There are only a few problems with this episode. Usually very careful to make a point of the 26-hour Bajoran day, the writers have O’Brien talk about his eight hours of sleep and let Tosk later describe it as “a full third” of the day (which is true for humans but we’re not on Earth anymore, Toto). They have O’Brien talk about the Kardassian corridors being made such that he’s never seen a scanning device that could penetrate it (which I’m sure is never used again and, of course, the Tosk-hunters have no trouble with it). The physical action is mostly mediocre (though Tosk has a nice leaping moment) and, early in the episode, Tosk even accidentally kicks O’Brien in the face when they’re coming out the lower area of Tosk’s ship. I’m not sure if this is scripted or not, though I can’t believe it was. But this is all utterly minor stuff the like of which is present in almost every Star Trek episode.
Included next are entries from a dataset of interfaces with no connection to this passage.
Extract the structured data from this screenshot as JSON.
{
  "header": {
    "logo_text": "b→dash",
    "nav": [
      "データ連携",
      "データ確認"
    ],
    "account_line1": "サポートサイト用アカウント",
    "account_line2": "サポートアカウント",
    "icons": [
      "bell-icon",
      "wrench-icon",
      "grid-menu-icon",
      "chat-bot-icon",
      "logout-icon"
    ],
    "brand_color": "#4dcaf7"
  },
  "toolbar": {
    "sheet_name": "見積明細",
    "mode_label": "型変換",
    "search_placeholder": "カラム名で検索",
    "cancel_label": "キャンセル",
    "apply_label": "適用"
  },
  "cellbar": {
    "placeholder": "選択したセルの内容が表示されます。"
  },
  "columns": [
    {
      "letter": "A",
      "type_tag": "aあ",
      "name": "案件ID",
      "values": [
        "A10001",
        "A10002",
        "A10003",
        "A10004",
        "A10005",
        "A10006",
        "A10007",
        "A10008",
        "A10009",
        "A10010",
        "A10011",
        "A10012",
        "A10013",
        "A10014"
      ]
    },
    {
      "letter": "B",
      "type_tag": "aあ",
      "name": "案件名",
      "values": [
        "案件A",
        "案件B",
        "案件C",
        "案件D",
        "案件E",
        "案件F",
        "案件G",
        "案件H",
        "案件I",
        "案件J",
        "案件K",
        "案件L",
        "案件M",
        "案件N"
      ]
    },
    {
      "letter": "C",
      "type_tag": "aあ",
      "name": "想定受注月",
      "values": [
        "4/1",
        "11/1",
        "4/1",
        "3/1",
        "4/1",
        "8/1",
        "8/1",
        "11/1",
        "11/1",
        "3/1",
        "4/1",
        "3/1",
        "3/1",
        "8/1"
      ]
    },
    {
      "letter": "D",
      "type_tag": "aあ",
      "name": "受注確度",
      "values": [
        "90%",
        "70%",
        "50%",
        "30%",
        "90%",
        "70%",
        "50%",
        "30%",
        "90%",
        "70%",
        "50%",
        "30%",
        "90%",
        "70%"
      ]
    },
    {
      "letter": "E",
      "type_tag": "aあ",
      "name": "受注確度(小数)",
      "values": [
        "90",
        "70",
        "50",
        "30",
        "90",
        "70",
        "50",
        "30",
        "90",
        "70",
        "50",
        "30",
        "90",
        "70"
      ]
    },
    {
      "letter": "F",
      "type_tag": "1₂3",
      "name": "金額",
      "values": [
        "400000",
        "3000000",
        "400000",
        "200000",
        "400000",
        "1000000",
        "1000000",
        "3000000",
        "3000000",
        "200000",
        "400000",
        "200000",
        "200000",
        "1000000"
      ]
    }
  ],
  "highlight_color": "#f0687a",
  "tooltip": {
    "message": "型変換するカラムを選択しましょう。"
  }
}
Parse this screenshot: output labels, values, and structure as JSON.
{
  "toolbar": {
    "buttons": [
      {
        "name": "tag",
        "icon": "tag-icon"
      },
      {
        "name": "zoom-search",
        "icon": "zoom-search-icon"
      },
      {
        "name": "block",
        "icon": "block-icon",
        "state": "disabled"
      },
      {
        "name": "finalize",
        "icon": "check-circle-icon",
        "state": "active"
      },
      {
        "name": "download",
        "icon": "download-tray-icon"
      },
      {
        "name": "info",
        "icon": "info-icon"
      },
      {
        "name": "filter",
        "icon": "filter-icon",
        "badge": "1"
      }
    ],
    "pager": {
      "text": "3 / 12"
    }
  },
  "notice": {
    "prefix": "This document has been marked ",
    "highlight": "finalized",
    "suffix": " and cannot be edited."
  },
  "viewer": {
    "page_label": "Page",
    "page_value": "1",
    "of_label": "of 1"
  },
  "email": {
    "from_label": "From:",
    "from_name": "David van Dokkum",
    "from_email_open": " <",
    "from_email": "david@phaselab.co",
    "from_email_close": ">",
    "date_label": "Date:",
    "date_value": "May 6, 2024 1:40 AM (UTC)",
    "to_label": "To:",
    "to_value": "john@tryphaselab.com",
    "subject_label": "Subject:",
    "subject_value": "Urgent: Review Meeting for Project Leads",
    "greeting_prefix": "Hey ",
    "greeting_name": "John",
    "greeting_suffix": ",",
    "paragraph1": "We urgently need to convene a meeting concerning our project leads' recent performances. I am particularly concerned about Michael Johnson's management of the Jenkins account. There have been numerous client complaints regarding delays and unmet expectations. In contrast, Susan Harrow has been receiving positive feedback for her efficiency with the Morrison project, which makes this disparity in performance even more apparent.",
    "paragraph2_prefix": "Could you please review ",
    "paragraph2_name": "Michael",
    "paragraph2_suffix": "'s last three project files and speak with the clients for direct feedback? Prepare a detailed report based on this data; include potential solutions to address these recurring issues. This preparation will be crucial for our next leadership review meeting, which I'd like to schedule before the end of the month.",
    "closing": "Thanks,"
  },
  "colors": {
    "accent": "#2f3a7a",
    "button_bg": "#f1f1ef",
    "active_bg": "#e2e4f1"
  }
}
While this episode is pretty good on the level of sheer drama, what makes this episode great for me, is the weird, polite, possibly dangerous character of Tosk, the weird, arrogant, possibly harmless hunters, the strange relation between them, the dilemma that Federation-types find themselves in, and the ultimate decision on what to do about it. There’s nothing real easy here. Early on, Tosk is surprised that the Federation is looking to attract attention from the Gamma Quadrant and O’Brien explains that, “Our mission as Starfleet officers is to seek out new lifeforms so we can learn about each other.” What they learn in this event is that they may find some other societies repugnant but that situations can be complex and without simple answers. Early on, Tosk tells O’Brien “We are very different,” and, by the end, we certainly know that to be true in a very deep sense.

[1]: Previous DS9 posts: